>>>>

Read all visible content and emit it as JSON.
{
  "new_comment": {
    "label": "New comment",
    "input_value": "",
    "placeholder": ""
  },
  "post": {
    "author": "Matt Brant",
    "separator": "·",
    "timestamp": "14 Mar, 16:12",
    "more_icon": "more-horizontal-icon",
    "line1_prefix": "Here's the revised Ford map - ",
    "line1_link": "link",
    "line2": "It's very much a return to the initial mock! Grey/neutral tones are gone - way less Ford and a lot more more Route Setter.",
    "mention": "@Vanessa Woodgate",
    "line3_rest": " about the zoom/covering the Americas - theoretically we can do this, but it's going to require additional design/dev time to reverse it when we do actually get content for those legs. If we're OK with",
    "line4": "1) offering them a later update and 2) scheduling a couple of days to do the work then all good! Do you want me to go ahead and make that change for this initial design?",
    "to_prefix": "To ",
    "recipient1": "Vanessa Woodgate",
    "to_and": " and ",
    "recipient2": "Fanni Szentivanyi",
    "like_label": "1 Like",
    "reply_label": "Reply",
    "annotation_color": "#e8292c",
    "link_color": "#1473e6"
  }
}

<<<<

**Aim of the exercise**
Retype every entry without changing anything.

**Written response**
Read all visible content and emit it as JSON.
{
  "new_comment": {
    "label": "New comment",
    "input_value": "",
    "placeholder": ""
  },
  "post": {
    "author": "Matt Brant",
    "separator": "·",
    "timestamp": "14 Mar, 16:12",
    "more_icon": "more-horizontal-icon",
    "line1_prefix": "Here's the revised Ford map - ",
    "line1_link": "link",
    "line2": "It's very much a return to the initial mock! Grey/neutral tones are gone - way less Ford and a lot more more Route Setter.",
    "mention": "@Vanessa Woodgate",
    "line3_rest": " about the zoom/covering the Americas - theoretically we can do this, but it's going to require additional design/dev time to reverse it when we do actually get content for those legs. If we're OK with",
    "line4": "1) offering them a later update and 2) scheduling a couple of days to do the work then all good! Do you want me to go ahead and make that change for this initial design?",
    "to_prefix": "To ",
    "recipient1": "Vanessa Woodgate",
    "to_and": " and ",
    "recipient2": "Fanni Szentivanyi",
    "like_label": "1 Like",
    "reply_label": "Reply",
    "annotation_color": "#e8292c",
    "link_color": "#1473e6"
  }
}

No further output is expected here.